[Element data from apps and pages]
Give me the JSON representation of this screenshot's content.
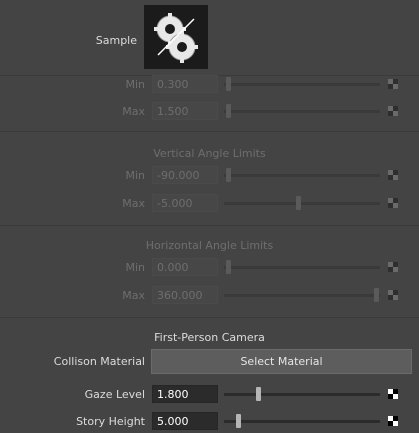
{
  "sample": {
    "label": "Sample",
    "thumbnail_icon": "gears-icon"
  },
  "distance": {
    "rows": [
      {
        "label": "Min",
        "value": "0.300",
        "slider": 0.0
      },
      {
        "label": "Max",
        "value": "1.500",
        "slider": 0.0
      }
    ]
  },
  "vertical": {
    "heading": "Vertical Angle Limits",
    "rows": [
      {
        "label": "Min",
        "value": "-90.000",
        "slider": 0.0
      },
      {
        "label": "Max",
        "value": "-5.000",
        "slider": 0.47
      }
    ]
  },
  "horizontal": {
    "heading": "Horizontal Angle Limits",
    "rows": [
      {
        "label": "Min",
        "value": "0.000",
        "slider": 0.0
      },
      {
        "label": "Max",
        "value": "360.000",
        "slider": 1.0
      }
    ]
  },
  "first_person": {
    "heading": "First-Person Camera",
    "collision_label": "Collison Material",
    "select_button": "Select Material",
    "gaze": {
      "label": "Gaze Level",
      "value": "1.800",
      "slider": 0.2
    },
    "story": {
      "label": "Story Height",
      "value": "5.000",
      "slider": 0.07
    }
  },
  "map_icon": "checker-map-icon",
  "colors": {
    "background": "#444444",
    "field_active": "#2b2b2b",
    "button": "#5d5d5d"
  }
}
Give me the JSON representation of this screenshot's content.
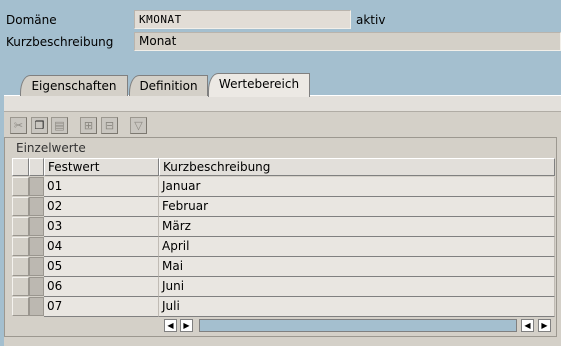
{
  "header": {
    "domain_label": "Domäne",
    "domain_value": "KMONAT",
    "domain_status": "aktiv",
    "desc_label": "Kurzbeschreibung",
    "desc_value": "Monat"
  },
  "tabs": [
    {
      "label": "Eigenschaften",
      "active": false
    },
    {
      "label": "Definition",
      "active": false
    },
    {
      "label": "Wertebereich",
      "active": true
    }
  ],
  "toolbar": {
    "icons": [
      "scissors-icon",
      "copy-icon",
      "paste-icon",
      "insert-row-icon",
      "delete-row-icon",
      "filter-icon"
    ]
  },
  "table": {
    "title": "Einzelwerte",
    "columns": [
      "Festwert",
      "Kurzbeschreibung"
    ],
    "rows": [
      {
        "festwert": "01",
        "kurz": "Januar"
      },
      {
        "festwert": "02",
        "kurz": "Februar"
      },
      {
        "festwert": "03",
        "kurz": "März"
      },
      {
        "festwert": "04",
        "kurz": "April"
      },
      {
        "festwert": "05",
        "kurz": "Mai"
      },
      {
        "festwert": "06",
        "kurz": "Juni"
      },
      {
        "festwert": "07",
        "kurz": "Juli"
      }
    ]
  }
}
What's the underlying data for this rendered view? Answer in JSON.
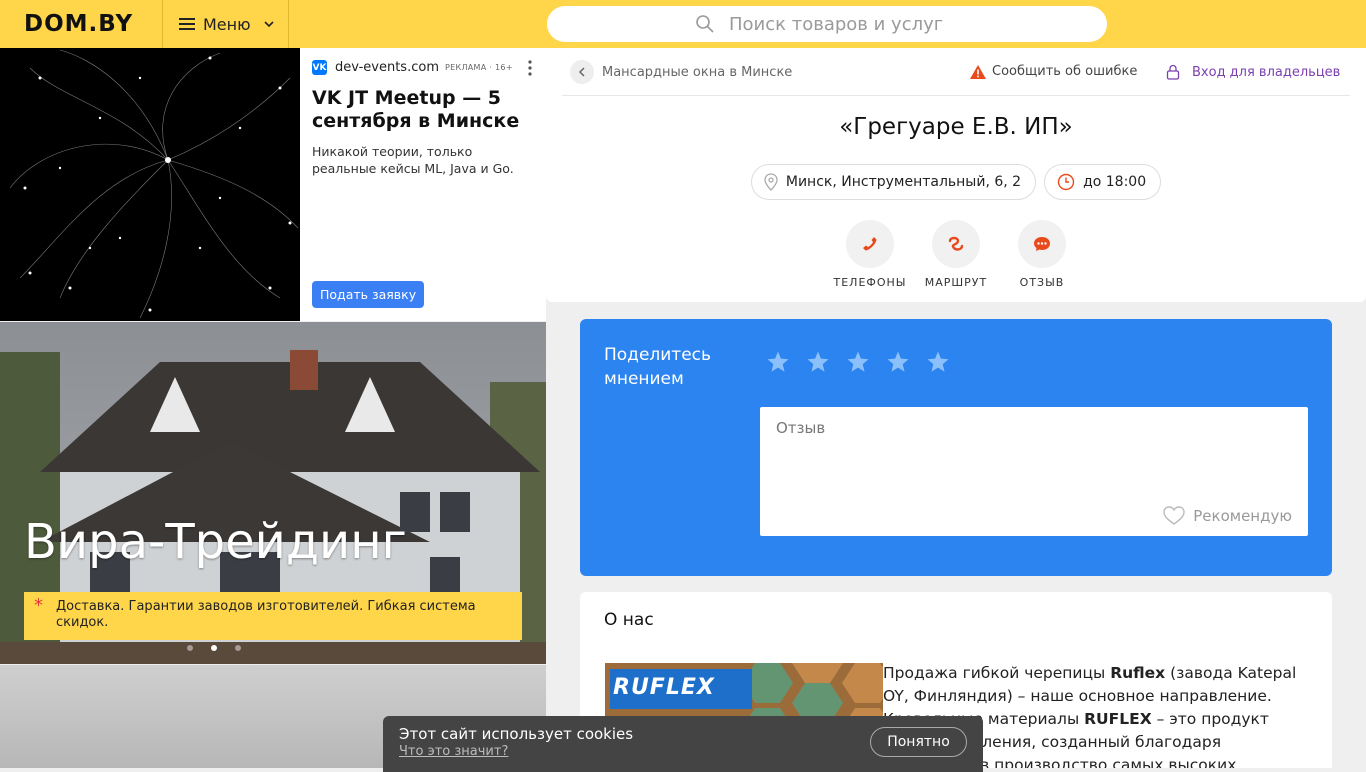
{
  "header": {
    "logo": "DOM.BY",
    "menu_label": "Меню",
    "search_placeholder": "Поиск товаров и услуг"
  },
  "ad": {
    "source": "dev-events.com",
    "mark": "РЕКЛАМА · 16+",
    "title": "VK JT Meetup — 5 сентября в Минске",
    "text": "Никакой теории, только реальные кейсы ML, Java и Go.",
    "cta": "Подать заявку"
  },
  "banner": {
    "title": "Вира-Трейдинг",
    "note": "Доставка. Гарантии заводов изготовителей. Гибкая система скидок.",
    "active_slide": 1,
    "slides": 3
  },
  "card": {
    "breadcrumb": "Мансардные окна в Минске",
    "report_label": "Сообщить об ошибке",
    "owner_label": "Вход для владельцев",
    "firm_name": "«Грегуаре Е.В. ИП»",
    "address": "Минск, Инструментальный, 6, 2",
    "hours": "до 18:00",
    "actions": [
      {
        "label": "ТЕЛЕФОНЫ",
        "icon": "phone-icon"
      },
      {
        "label": "МАРШРУТ",
        "icon": "route-icon"
      },
      {
        "label": "ОТЗЫВ",
        "icon": "chat-icon"
      }
    ]
  },
  "review": {
    "title": "Поделитесь мнением",
    "placeholder": "Отзыв",
    "recommend": "Рекомендую",
    "stars_total": 5
  },
  "about": {
    "title": "О нас",
    "logo_text": "RUFLEX",
    "text_parts": [
      "Продажа гибкой черепицы ",
      "Ruflex",
      " (завода Katepal OY, Финляндия) – наше основное направление. Кровельные материалы ",
      "RUFLEX",
      " – это продукт нового поколения, созданный благодаря внедрению в производство самых высоких технологий."
    ]
  },
  "cookie": {
    "text": "Этот сайт использует cookies",
    "link": "Что это значит?",
    "button": "Понятно"
  },
  "colors": {
    "header": "#ffd54a",
    "accent_blue": "#2b84f0",
    "action_icons": "#e84a1e",
    "owner_link": "#7b3fb0"
  }
}
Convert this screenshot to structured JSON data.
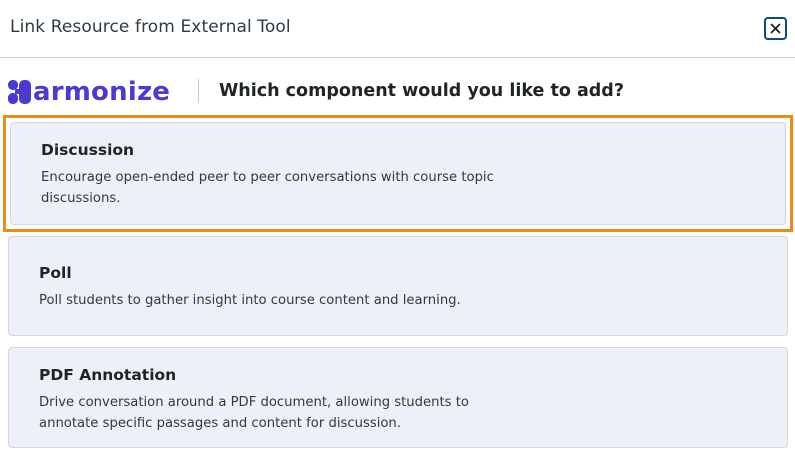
{
  "modal": {
    "title": "Link Resource from External Tool",
    "close_label": "Close"
  },
  "brand": {
    "name": "armonize",
    "question": "Which component would you like to add?",
    "accent_color": "#4a3ad2"
  },
  "options": [
    {
      "title": "Discussion",
      "description": "Encourage open-ended peer to peer conversations with course topic discussions.",
      "selected": true
    },
    {
      "title": "Poll",
      "description": "Poll students to gather insight into course content and learning.",
      "selected": false
    },
    {
      "title": "PDF Annotation",
      "description": "Drive conversation around a PDF document, allowing students to annotate specific passages and content for discussion.",
      "selected": false
    }
  ],
  "colors": {
    "selection_outline": "#f28a16",
    "card_background": "#edf0f7",
    "close_border": "#0e4a7d"
  }
}
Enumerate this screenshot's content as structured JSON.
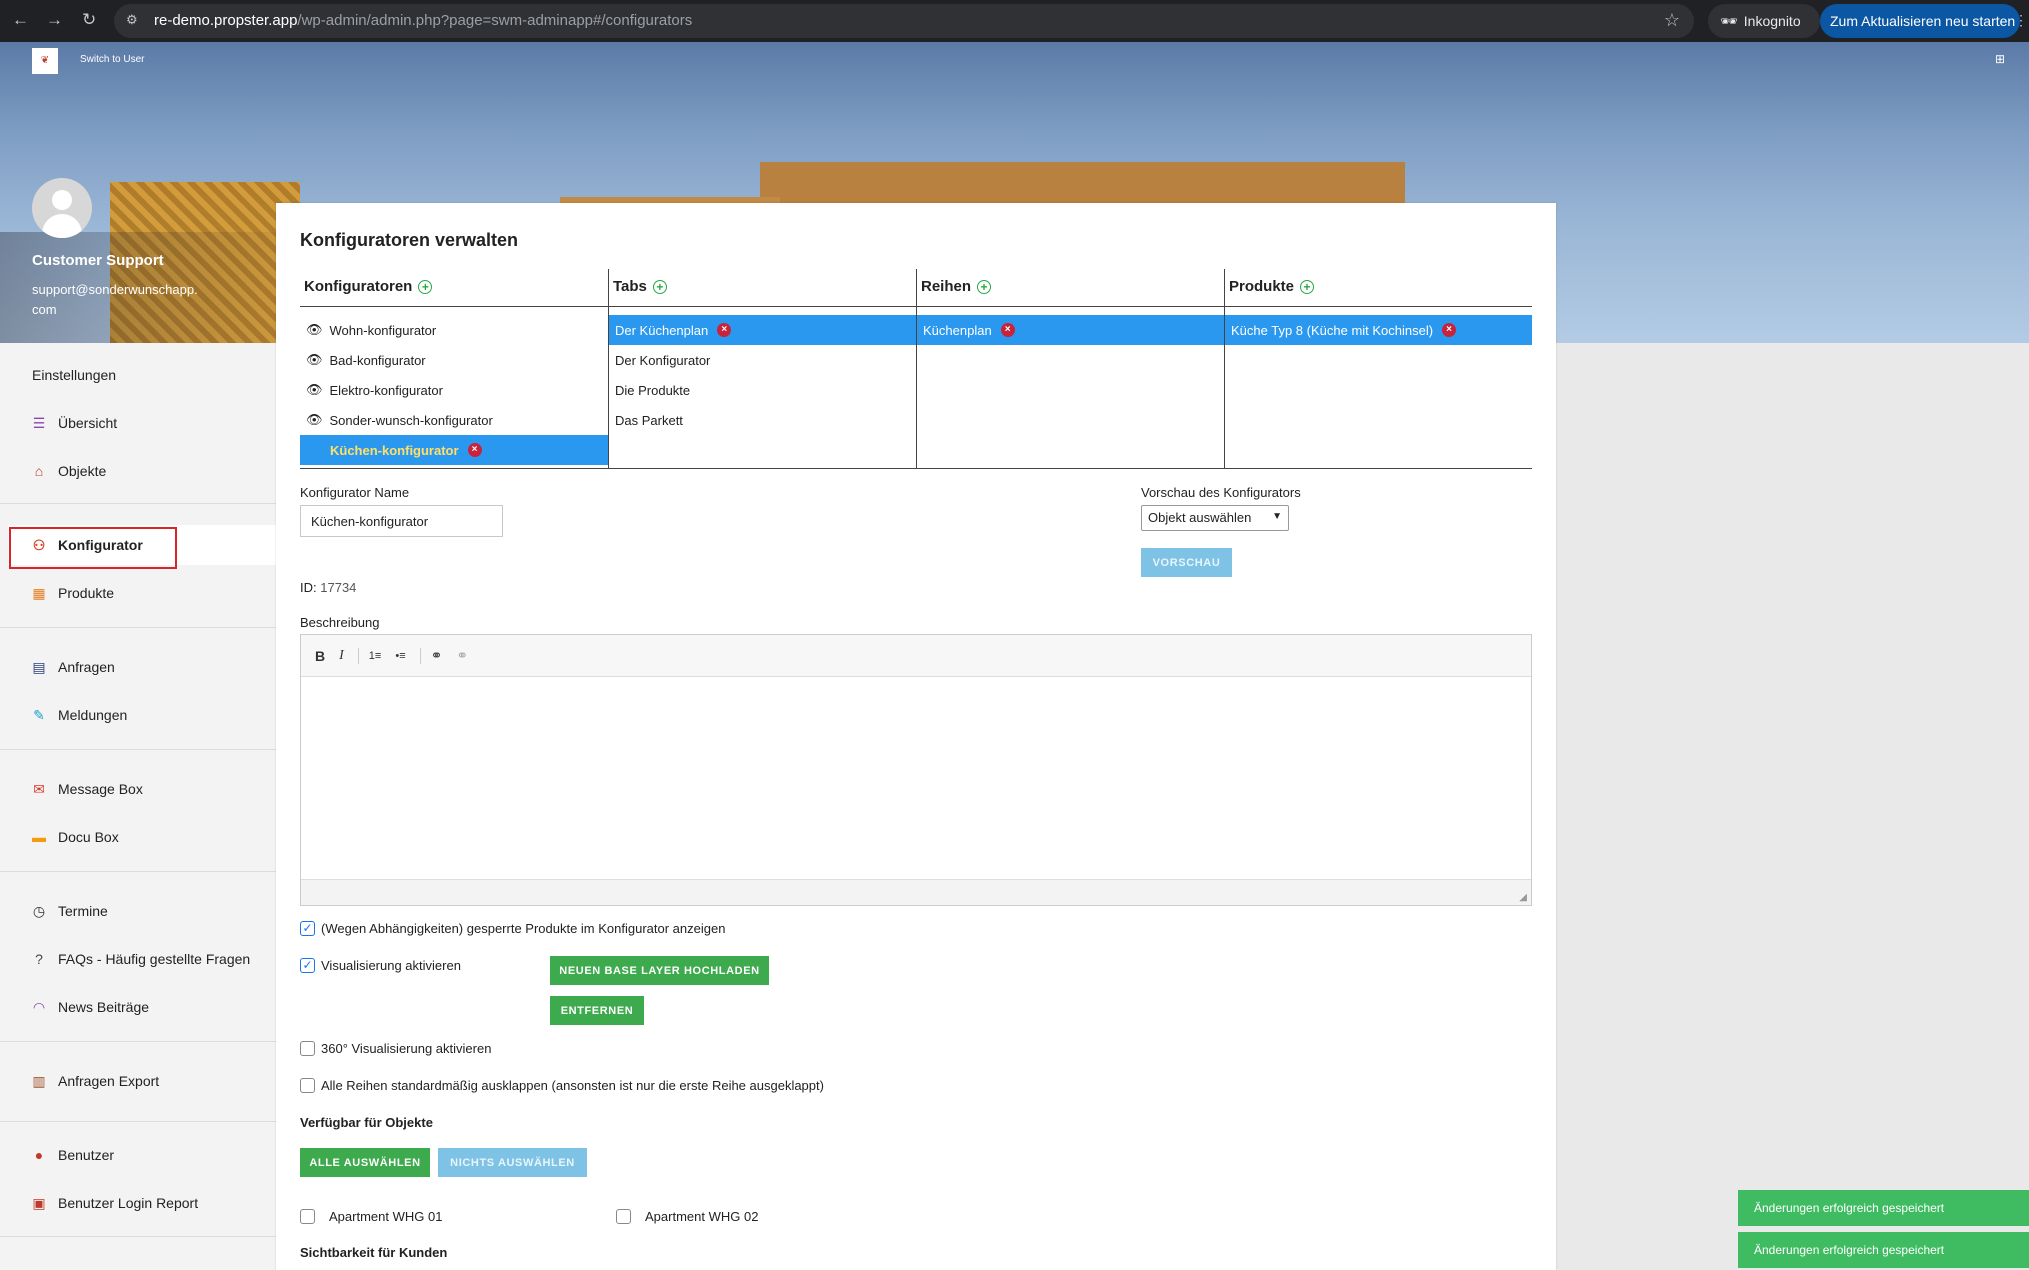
{
  "browser": {
    "url_host": "re-demo.propster.app",
    "url_path": "/wp-admin/admin.php?page=swm-adminapp#/configurators",
    "incognito_label": "Inkognito",
    "update_label": "Zum Aktualisieren neu starten"
  },
  "topbar": {
    "switch_user": "Switch to User"
  },
  "user": {
    "name": "Customer Support",
    "email": "support@sonderwunschapp.com"
  },
  "sidebar": {
    "settings": "Einstellungen",
    "items": [
      {
        "label": "Übersicht",
        "icon": "list-icon"
      },
      {
        "label": "Objekte",
        "icon": "home-icon"
      },
      {
        "label": "Konfigurator",
        "icon": "sitemap-icon"
      },
      {
        "label": "Produkte",
        "icon": "products-icon"
      },
      {
        "label": "Anfragen",
        "icon": "inbox-icon"
      },
      {
        "label": "Meldungen",
        "icon": "edit-icon"
      },
      {
        "label": "Message Box",
        "icon": "message-icon"
      },
      {
        "label": "Docu Box",
        "icon": "folder-icon"
      },
      {
        "label": "Termine",
        "icon": "clock-icon"
      },
      {
        "label": "FAQs - Häufig gestellte Fragen",
        "icon": "question-icon"
      },
      {
        "label": "News Beiträge",
        "icon": "rss-icon"
      },
      {
        "label": "Anfragen Export",
        "icon": "file-export-icon"
      },
      {
        "label": "Benutzer",
        "icon": "user-icon"
      },
      {
        "label": "Benutzer Login Report",
        "icon": "report-icon"
      }
    ]
  },
  "main": {
    "title": "Konfiguratoren verwalten",
    "columns": {
      "konfiguratoren": {
        "header": "Konfiguratoren",
        "items": [
          "Wohn-konfigurator",
          "Bad-konfigurator",
          "Elektro-konfigurator",
          "Sonder-wunsch-konfigurator"
        ],
        "selected": "Küchen-konfigurator"
      },
      "tabs": {
        "header": "Tabs",
        "selected": "Der Küchenplan",
        "items": [
          "Der Konfigurator",
          "Die Produkte",
          "Das Parkett"
        ]
      },
      "reihen": {
        "header": "Reihen",
        "selected": "Küchenplan"
      },
      "produkte": {
        "header": "Produkte",
        "selected": "Küche Typ 8 (Küche mit Kochinsel)"
      }
    },
    "form": {
      "name_label": "Konfigurator Name",
      "name_value": "Küchen-konfigurator",
      "preview_label": "Vorschau des Konfigurators",
      "preview_select": "Objekt auswählen",
      "preview_button": "VORSCHAU",
      "id_label": "ID:",
      "id_value": "17734",
      "description_label": "Beschreibung",
      "toolbar": {
        "bold": "B",
        "italic": "I",
        "ol": "1≡",
        "ul": "•≡",
        "link": "⚭",
        "unlink": "⚭"
      },
      "cb_locked": "(Wegen Abhängigkeiten) gesperrte Produkte im Konfigurator anzeigen",
      "cb_visual": "Visualisierung aktivieren",
      "btn_upload": "NEUEN BASE LAYER HOCHLADEN",
      "btn_remove": "ENTFERNEN",
      "cb_360": "360° Visualisierung aktivieren",
      "cb_expand": "Alle Reihen standardmäßig ausklappen (ansonsten ist nur die erste Reihe ausgeklappt)",
      "available_heading": "Verfügbar für Objekte",
      "btn_all": "ALLE AUSWÄHLEN",
      "btn_none": "NICHTS AUSWÄHLEN",
      "objects": [
        "Apartment WHG 01",
        "Apartment WHG 02"
      ],
      "visibility_heading": "Sichtbarkeit für Kunden"
    }
  },
  "toasts": [
    "Änderungen erfolgreich gespeichert",
    "Änderungen erfolgreich gespeichert"
  ]
}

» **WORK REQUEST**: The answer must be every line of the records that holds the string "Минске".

» **EXERCISE OUTPUT**:
    "title": "VK JT Meetup — 5 сентября в Минске",
    "breadcrumb": "Мансардные окна в Минске",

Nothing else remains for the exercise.